Each line of the data below holding the word "JSON" must be copied.

» INPUT RECORDS
--------------------

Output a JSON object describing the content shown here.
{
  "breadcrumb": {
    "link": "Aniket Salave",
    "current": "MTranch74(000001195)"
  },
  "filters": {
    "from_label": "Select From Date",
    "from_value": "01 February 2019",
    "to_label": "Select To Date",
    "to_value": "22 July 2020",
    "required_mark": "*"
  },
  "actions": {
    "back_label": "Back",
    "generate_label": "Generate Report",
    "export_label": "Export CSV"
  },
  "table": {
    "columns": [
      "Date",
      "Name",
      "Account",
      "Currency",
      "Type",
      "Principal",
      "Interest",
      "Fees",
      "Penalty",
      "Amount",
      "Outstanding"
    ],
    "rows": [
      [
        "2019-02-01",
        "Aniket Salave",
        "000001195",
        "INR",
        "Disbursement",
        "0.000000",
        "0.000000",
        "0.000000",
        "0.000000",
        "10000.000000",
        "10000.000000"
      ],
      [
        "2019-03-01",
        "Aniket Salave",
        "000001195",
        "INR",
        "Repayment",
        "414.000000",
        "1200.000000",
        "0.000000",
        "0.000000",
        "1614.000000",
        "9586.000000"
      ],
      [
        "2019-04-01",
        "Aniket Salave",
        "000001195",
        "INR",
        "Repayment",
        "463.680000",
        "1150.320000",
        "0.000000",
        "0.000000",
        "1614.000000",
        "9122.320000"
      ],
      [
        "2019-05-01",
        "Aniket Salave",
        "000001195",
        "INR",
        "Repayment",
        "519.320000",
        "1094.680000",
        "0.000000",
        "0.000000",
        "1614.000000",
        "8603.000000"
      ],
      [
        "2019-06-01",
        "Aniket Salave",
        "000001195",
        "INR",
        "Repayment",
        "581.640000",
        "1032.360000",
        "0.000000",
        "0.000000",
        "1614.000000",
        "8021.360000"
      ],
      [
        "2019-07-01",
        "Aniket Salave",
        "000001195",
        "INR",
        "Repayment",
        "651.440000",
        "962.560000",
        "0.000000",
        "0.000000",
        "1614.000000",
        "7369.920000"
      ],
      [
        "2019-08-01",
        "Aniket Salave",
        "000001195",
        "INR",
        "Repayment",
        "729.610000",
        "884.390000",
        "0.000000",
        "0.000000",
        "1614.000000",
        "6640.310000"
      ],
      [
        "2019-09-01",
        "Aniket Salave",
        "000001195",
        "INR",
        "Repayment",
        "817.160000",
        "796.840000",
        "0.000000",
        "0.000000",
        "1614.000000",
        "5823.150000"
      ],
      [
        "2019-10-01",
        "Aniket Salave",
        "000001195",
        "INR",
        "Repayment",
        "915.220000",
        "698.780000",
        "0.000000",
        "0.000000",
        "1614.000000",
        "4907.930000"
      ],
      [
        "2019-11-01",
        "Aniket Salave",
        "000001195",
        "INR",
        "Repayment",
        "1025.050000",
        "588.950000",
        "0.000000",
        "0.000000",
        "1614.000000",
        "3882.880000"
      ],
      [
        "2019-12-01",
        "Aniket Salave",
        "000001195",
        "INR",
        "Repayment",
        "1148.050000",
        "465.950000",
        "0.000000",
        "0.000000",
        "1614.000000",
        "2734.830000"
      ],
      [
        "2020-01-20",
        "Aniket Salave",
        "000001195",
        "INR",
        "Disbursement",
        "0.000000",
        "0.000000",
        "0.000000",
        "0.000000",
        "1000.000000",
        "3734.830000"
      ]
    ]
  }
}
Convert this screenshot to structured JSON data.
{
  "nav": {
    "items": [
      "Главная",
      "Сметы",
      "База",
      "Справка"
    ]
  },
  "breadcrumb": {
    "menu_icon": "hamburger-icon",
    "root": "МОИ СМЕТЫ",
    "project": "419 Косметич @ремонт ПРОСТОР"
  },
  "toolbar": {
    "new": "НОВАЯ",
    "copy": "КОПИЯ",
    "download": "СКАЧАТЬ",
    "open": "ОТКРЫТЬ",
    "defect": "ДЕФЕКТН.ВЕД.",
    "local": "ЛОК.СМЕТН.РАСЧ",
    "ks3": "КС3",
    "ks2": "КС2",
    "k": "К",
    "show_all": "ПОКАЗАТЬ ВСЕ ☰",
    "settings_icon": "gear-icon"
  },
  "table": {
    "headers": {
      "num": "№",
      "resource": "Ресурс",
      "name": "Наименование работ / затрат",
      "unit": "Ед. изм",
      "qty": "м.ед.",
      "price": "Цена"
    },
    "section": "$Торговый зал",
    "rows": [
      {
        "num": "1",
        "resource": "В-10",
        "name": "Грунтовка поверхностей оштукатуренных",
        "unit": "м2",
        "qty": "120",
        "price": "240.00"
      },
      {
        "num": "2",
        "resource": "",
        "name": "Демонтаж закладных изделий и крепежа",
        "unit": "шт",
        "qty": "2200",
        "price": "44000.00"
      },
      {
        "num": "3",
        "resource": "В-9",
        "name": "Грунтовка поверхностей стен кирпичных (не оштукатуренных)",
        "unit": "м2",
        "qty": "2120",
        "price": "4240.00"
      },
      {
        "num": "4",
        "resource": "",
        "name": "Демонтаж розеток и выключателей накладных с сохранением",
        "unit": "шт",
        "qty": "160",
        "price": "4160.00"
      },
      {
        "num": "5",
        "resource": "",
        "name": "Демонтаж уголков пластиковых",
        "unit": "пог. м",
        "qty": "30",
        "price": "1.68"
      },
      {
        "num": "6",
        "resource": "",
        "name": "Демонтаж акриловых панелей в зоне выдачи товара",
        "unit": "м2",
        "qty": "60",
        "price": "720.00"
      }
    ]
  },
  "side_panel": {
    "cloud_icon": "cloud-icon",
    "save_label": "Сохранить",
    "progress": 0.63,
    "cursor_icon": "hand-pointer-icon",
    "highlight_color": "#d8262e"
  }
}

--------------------

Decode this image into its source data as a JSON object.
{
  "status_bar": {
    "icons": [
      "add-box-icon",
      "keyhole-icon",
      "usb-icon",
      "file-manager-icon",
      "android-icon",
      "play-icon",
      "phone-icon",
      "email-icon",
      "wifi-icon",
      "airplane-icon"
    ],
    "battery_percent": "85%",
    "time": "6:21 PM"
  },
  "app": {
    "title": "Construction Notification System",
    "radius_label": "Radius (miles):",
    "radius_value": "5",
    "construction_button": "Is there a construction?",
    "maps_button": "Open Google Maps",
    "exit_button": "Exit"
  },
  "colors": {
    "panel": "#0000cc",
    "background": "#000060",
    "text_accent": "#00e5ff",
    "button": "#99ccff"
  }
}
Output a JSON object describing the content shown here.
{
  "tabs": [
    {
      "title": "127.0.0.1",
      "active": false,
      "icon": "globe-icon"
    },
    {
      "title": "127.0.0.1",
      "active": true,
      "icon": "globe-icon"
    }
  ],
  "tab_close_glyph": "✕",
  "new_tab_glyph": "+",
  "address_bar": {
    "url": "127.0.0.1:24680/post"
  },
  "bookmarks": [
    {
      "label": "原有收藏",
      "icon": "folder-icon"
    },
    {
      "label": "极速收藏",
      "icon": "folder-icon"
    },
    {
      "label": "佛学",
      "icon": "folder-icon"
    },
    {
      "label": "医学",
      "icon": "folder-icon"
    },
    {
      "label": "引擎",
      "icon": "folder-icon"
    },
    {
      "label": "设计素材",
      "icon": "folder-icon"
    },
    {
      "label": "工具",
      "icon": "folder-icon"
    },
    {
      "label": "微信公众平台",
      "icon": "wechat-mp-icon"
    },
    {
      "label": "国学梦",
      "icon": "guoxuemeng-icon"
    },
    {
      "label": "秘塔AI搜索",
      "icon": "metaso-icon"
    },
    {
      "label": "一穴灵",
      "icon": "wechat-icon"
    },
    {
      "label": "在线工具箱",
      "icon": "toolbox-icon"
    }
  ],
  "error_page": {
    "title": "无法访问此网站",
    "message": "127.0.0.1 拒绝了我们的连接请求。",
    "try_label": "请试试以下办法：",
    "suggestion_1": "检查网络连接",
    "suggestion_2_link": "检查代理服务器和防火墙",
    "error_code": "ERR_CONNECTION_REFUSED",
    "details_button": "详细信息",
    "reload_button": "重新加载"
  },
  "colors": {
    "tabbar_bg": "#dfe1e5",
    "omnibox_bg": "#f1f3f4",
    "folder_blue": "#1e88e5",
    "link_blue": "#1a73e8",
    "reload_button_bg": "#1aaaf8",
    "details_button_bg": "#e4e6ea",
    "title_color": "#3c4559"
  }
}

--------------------

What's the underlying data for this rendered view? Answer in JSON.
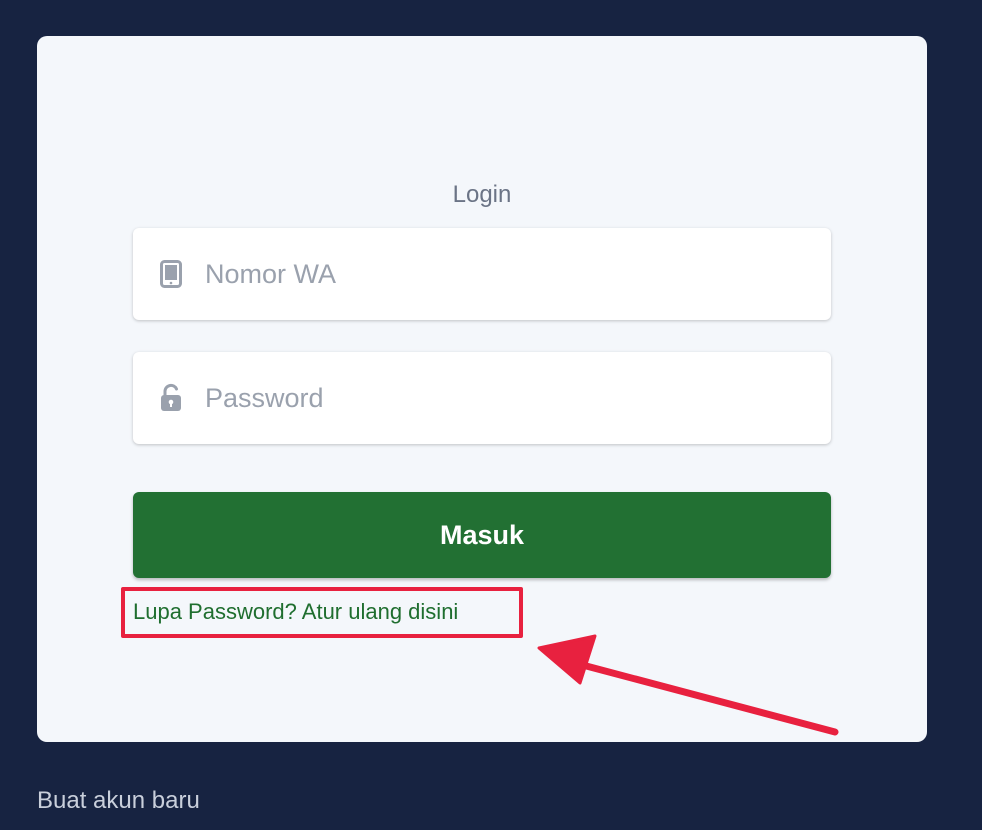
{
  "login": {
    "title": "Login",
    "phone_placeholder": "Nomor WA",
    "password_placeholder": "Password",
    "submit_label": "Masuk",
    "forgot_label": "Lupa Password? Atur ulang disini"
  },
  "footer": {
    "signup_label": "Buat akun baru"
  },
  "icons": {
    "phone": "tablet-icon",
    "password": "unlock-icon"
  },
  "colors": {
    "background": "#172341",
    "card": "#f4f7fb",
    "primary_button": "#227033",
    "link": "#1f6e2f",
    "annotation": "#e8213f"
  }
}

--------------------

» SOLUTION TO THE PROBLEM
Output a JSON object describing the content shown here.
Convert this screenshot to structured JSON data.
Decode this image into its source data as a JSON object.
Output a JSON object describing the content shown here.
What's the underlying data for this rendered view? Answer in JSON.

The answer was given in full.